"They have matured," manager John Farrell said. "They continue to evolve in their own right. I think as a group, too. Last year, we went into the postseason, this was a first, and there was a lot of questions that stemmed from that first experience. Because they lived it, some of those questions they have answered through their own successes or challenges. This is a full year of experience and some postseason, limited as it was, under their belt, they're that much more prepared."

Against the Indians, Betts -- who finished second in the AL MVP Award voting last season -- went 2-for-10, while Jackie Bradley Jr. went 1-for-10 with seven strikeouts. However, fellow postseason newcomer Andrew Benintendi finished 3-for-9 with a home run and two RBIs.

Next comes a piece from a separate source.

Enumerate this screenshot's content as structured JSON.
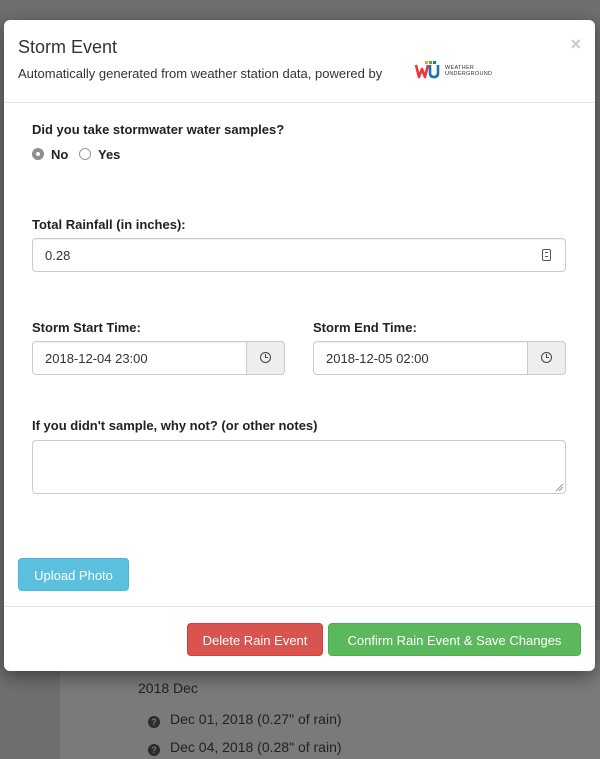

"I don't think it was overwhelming at all," Benintendi said. "I think it's the same game. I think we're ready as a team. It's baseball. Hopefully things are different this year."

Betts said he took away a key lesson from last year's disappointment, one he hopes will help yield better results his second time through the postseason.

"I just need to relax and be who I am," Betts said. "It's the same game. Don't make it what it's not. Like I said, just go out and have fun and enjoy the moment."

Maria Guardado covers the Angels for MLB.com.

This story was not subject to the approval of Major League Baseball or its clubs.

Boston Red Sox, Mookie Betts